··· INFORMATION SUPPLIED ···

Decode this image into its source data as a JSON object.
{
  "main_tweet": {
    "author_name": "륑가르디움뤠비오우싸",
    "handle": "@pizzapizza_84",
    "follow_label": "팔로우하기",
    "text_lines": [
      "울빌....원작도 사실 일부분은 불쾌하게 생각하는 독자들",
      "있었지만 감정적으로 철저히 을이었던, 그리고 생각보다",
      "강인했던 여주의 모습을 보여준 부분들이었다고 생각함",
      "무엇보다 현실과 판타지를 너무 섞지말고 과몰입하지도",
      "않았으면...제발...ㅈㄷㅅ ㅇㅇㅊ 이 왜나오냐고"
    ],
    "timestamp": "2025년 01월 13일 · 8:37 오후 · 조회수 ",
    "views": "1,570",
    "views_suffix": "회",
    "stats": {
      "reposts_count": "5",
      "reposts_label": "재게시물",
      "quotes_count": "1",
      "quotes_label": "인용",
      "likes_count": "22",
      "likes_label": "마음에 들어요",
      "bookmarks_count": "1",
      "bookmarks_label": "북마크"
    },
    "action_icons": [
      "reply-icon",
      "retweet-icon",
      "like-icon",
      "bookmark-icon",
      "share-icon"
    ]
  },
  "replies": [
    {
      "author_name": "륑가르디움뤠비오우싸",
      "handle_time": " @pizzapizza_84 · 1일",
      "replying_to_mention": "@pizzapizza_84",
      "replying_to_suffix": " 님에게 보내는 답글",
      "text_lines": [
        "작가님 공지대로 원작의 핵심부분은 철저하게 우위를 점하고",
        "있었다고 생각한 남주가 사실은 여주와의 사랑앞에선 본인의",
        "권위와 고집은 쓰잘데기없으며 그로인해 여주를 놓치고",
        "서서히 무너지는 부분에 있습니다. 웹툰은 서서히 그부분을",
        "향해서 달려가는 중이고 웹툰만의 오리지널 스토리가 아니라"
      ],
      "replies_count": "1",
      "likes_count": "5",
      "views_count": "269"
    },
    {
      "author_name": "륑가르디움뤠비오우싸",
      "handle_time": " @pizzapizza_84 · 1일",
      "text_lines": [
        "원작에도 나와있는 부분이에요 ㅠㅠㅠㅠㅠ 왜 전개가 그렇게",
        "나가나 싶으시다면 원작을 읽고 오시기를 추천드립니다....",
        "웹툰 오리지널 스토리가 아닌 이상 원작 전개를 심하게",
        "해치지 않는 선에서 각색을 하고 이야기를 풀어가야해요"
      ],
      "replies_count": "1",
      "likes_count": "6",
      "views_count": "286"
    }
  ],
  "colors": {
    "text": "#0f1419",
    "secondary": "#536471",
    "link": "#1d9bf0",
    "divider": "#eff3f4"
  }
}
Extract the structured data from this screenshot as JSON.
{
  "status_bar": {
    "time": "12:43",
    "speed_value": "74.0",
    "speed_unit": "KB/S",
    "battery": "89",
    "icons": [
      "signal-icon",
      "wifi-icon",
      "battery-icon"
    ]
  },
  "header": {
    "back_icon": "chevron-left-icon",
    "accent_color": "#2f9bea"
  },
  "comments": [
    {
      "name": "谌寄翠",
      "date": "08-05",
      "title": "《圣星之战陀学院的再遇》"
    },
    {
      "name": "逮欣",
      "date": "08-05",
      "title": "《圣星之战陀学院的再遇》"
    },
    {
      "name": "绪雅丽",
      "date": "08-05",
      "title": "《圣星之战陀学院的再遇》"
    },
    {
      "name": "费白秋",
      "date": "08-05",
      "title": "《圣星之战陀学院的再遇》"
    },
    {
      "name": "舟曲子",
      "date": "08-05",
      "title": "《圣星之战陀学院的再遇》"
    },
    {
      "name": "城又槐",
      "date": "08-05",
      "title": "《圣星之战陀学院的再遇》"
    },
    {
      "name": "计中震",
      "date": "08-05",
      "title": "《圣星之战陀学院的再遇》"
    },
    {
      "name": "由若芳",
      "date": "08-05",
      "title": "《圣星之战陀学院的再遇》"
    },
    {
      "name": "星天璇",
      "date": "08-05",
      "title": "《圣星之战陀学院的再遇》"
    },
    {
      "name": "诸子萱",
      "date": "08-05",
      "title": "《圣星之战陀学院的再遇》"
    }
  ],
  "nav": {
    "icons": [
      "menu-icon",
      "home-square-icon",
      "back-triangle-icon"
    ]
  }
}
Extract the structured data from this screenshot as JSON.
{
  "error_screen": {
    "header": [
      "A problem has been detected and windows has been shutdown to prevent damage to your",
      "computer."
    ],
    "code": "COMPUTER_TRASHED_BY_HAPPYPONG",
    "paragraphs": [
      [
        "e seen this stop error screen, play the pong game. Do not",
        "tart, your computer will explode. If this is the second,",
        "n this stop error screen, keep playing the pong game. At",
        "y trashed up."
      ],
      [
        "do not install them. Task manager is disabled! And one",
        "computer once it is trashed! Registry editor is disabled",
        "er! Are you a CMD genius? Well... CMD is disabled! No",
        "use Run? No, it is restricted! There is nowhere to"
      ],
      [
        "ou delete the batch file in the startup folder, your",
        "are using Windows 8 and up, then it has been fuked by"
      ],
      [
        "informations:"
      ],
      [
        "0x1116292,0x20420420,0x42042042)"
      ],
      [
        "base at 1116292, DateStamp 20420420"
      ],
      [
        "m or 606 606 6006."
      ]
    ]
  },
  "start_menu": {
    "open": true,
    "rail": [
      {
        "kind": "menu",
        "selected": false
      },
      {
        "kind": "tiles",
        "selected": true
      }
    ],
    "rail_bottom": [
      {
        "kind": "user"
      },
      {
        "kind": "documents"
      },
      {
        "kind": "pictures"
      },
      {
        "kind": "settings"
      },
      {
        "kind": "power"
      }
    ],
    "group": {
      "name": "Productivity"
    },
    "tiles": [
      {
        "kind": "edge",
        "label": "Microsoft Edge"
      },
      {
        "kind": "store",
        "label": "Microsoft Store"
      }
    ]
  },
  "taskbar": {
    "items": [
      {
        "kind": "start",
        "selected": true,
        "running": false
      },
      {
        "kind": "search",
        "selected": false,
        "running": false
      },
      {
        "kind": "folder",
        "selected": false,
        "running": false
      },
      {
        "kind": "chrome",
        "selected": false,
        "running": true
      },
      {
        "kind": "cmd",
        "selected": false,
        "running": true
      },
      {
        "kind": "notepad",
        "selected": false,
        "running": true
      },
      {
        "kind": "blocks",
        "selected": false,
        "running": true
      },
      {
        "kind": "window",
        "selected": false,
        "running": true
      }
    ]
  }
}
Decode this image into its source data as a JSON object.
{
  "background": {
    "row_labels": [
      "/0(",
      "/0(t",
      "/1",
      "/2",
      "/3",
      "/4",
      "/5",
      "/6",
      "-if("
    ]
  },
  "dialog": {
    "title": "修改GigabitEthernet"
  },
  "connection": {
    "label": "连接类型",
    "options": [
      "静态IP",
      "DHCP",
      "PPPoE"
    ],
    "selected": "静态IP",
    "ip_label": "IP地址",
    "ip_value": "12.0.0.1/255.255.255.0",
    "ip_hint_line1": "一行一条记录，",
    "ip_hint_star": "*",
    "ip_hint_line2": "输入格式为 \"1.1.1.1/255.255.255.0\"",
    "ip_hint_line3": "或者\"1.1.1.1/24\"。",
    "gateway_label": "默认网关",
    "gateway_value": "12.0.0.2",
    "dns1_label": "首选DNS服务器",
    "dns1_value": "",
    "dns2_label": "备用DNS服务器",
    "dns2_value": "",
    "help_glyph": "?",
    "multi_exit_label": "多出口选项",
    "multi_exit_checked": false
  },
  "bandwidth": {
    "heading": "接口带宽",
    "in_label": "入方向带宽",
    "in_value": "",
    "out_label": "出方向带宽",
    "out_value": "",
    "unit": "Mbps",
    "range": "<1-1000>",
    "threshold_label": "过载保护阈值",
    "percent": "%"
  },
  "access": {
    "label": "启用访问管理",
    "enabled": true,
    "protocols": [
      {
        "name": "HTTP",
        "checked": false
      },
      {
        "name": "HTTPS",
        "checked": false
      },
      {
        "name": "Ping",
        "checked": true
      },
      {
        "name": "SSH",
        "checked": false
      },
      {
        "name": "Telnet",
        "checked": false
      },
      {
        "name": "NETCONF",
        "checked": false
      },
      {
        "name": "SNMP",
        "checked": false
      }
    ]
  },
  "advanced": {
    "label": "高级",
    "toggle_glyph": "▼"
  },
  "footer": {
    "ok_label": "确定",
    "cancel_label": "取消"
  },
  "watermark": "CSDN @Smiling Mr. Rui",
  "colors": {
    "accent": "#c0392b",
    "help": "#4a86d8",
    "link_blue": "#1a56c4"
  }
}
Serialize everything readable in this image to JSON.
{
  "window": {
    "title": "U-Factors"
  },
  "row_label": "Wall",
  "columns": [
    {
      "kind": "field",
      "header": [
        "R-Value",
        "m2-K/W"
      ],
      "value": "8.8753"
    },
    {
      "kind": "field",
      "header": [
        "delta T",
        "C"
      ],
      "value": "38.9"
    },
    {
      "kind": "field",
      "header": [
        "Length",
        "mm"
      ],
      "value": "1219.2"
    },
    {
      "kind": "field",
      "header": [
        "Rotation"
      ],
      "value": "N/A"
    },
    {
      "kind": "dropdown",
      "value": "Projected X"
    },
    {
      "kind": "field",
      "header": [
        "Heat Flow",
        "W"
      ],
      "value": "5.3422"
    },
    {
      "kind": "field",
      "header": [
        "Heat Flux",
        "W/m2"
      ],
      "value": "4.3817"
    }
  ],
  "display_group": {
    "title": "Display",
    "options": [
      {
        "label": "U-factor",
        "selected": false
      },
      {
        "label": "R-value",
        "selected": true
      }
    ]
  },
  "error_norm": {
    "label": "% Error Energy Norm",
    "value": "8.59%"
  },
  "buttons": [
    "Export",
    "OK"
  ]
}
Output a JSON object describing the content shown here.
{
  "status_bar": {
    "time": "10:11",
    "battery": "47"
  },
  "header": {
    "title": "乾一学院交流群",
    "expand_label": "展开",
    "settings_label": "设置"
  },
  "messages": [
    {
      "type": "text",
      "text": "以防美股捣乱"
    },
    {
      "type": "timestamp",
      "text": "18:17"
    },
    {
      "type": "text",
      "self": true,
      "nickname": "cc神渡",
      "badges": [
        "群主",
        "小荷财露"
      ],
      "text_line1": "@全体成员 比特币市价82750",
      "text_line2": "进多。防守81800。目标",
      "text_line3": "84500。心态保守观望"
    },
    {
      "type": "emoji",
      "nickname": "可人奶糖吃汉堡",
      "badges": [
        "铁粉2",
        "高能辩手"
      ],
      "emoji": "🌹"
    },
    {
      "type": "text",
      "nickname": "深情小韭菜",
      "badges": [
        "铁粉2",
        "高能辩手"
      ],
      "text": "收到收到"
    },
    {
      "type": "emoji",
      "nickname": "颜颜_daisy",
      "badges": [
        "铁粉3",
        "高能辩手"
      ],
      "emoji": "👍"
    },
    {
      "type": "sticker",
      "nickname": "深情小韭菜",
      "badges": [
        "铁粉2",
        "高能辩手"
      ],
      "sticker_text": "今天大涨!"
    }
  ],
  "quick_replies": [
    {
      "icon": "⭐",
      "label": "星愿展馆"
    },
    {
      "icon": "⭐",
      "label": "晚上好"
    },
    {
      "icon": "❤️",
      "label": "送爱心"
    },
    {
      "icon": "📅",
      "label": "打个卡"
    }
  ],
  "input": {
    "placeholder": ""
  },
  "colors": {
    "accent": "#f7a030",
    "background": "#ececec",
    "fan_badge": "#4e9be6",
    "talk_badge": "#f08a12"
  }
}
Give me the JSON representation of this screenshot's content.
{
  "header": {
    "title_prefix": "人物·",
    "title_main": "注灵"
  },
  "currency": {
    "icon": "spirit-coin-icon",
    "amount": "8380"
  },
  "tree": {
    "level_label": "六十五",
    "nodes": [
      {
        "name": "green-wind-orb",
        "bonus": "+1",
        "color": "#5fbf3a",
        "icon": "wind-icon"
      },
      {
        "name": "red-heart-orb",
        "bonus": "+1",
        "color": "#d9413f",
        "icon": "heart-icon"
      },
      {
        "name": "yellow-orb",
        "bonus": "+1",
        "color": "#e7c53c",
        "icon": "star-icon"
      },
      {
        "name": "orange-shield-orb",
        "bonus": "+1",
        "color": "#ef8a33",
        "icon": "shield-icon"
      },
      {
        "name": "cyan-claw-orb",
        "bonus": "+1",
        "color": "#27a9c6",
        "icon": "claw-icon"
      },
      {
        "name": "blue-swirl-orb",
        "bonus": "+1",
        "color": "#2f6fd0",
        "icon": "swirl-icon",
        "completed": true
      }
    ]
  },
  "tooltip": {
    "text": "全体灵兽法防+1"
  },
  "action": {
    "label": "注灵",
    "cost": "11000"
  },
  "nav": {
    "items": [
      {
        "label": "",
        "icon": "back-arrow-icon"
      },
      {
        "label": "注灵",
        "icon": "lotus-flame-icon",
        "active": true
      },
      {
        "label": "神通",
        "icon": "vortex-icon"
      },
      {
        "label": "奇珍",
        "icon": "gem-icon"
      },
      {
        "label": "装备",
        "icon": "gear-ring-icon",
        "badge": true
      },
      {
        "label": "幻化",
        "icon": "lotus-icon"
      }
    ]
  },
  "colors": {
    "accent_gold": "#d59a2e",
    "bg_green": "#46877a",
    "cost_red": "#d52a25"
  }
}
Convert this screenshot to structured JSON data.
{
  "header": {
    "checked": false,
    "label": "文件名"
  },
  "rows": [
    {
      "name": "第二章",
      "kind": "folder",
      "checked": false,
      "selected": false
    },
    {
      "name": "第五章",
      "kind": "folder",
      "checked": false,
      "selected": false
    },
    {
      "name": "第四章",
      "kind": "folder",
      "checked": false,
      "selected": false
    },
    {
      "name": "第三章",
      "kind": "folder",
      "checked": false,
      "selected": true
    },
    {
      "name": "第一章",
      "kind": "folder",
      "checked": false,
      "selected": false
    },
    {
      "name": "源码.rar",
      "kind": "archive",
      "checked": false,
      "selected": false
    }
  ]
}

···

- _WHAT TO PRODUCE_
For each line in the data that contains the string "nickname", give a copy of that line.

- _EXERCISE SOLUTION_
      "nickname": "cc神渡",
      "nickname": "可人奶糖吃汉堡",
      "nickname": "深情小韭菜",
      "nickname": "颜颜_daisy",
      "nickname": "深情小韭菜",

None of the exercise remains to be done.